(Dataset rows for apps and sites)
★ ★ ★ ★

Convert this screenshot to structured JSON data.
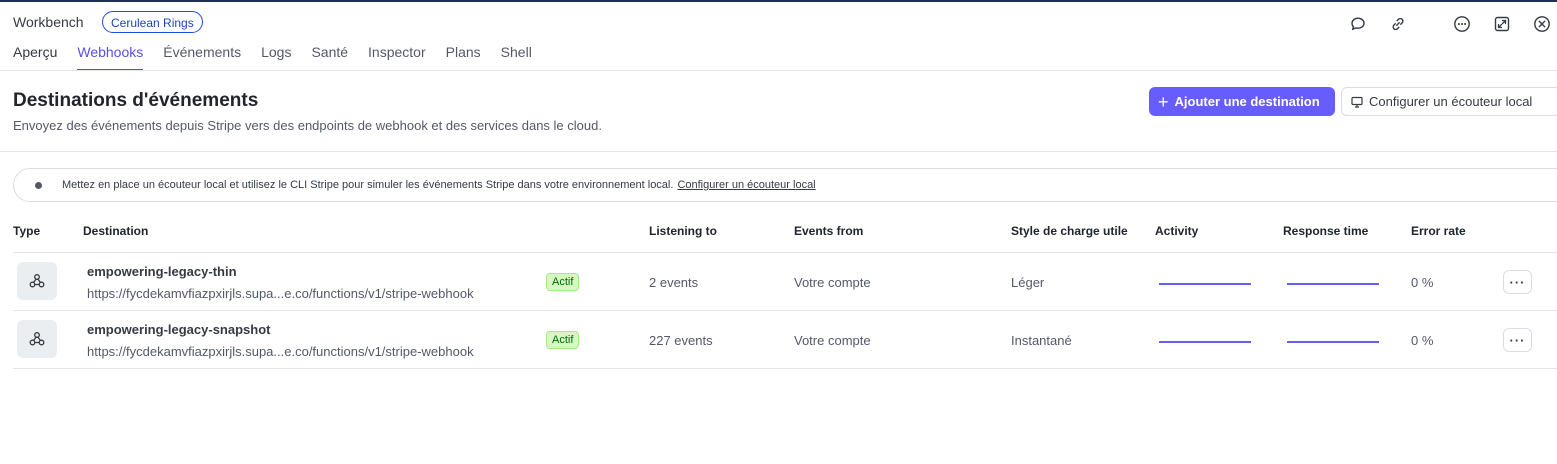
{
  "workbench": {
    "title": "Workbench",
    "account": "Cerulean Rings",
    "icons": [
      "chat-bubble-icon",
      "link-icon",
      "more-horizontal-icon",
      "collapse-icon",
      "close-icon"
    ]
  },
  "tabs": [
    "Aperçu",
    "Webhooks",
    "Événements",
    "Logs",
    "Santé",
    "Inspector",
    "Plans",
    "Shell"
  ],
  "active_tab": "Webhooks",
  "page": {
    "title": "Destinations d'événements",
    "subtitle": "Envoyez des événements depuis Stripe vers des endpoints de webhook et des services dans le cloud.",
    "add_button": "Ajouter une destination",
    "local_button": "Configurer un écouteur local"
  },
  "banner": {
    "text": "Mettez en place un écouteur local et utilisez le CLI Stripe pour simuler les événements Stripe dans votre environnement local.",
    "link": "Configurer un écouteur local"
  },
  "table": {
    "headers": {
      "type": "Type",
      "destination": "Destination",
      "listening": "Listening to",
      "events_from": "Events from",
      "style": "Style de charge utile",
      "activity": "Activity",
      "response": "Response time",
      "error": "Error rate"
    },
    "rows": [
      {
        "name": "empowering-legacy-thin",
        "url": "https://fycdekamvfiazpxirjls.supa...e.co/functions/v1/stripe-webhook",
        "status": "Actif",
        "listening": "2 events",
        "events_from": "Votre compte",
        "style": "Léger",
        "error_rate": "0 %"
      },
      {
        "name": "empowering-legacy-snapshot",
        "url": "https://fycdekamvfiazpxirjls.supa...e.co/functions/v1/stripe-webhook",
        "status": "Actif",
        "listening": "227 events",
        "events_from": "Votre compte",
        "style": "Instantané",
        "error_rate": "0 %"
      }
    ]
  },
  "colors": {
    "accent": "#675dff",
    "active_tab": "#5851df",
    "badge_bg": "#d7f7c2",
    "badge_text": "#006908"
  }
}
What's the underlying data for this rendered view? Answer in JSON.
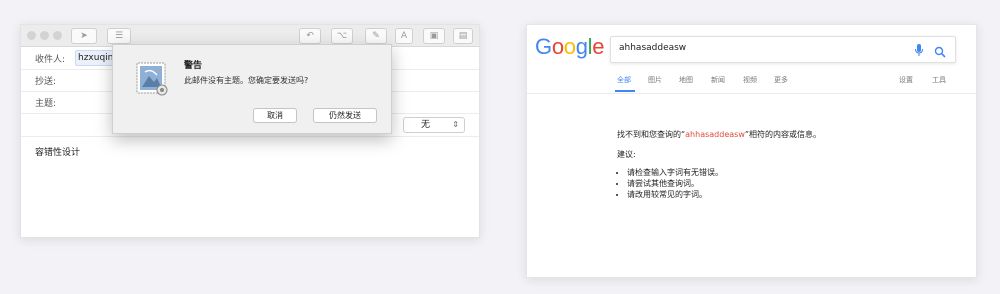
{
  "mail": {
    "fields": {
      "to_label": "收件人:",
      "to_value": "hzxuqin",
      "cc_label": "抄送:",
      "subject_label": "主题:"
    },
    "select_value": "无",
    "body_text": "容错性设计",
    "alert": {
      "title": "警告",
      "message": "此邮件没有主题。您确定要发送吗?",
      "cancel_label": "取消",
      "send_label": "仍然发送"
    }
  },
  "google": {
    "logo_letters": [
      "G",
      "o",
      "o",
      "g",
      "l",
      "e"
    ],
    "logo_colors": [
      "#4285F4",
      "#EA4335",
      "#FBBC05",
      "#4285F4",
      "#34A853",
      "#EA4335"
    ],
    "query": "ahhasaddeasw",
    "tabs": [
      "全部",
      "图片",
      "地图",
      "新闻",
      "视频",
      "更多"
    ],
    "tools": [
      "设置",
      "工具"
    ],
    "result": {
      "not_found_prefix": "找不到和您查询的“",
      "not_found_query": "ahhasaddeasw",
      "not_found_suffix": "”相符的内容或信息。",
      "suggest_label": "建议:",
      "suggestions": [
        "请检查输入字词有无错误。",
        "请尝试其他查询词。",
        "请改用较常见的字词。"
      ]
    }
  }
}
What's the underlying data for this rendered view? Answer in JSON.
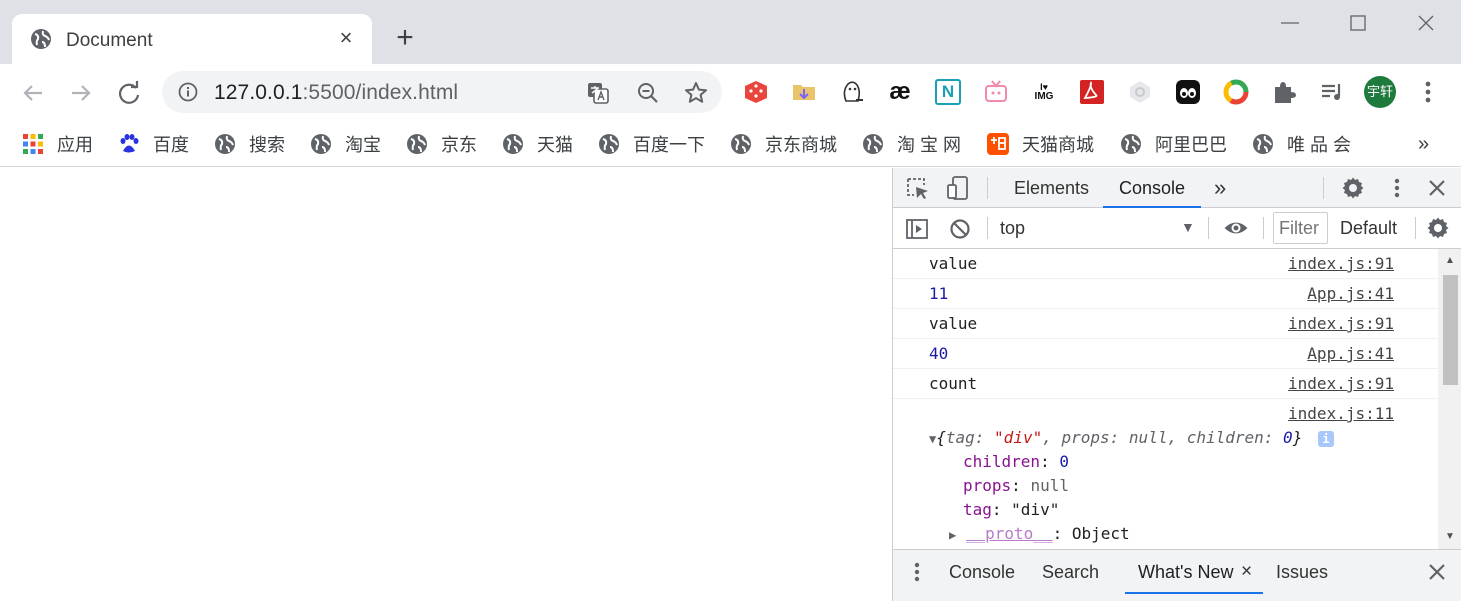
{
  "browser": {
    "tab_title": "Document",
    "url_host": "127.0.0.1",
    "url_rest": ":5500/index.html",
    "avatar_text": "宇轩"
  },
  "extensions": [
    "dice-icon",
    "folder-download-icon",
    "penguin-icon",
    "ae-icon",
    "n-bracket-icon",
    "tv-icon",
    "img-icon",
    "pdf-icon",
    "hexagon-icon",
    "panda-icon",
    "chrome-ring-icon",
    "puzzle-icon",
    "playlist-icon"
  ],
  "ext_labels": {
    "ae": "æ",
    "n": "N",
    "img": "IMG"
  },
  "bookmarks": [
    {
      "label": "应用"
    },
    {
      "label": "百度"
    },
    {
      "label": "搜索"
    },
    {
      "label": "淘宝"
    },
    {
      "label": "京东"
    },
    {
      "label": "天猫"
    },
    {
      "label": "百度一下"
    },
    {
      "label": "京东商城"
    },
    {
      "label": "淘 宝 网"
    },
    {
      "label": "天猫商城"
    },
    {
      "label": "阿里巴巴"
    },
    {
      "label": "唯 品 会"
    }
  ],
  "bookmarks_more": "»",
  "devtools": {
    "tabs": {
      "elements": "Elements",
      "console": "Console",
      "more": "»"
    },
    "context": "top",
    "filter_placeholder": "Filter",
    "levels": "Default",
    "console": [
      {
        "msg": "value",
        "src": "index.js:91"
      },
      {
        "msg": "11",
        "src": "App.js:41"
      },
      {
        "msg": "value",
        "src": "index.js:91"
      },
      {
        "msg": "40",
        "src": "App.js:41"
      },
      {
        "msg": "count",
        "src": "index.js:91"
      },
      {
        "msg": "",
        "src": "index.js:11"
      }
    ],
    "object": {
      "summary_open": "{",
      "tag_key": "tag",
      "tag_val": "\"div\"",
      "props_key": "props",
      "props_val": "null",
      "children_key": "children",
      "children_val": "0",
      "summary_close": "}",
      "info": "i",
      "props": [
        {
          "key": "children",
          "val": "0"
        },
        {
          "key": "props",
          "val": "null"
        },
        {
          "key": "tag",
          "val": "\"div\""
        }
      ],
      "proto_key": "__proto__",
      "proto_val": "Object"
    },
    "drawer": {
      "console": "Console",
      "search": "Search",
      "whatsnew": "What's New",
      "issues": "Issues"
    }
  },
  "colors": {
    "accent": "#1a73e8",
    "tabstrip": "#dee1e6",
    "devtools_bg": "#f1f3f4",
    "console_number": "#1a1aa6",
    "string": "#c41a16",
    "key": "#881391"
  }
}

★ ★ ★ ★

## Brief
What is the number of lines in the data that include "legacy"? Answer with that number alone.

## Solution to the problem
2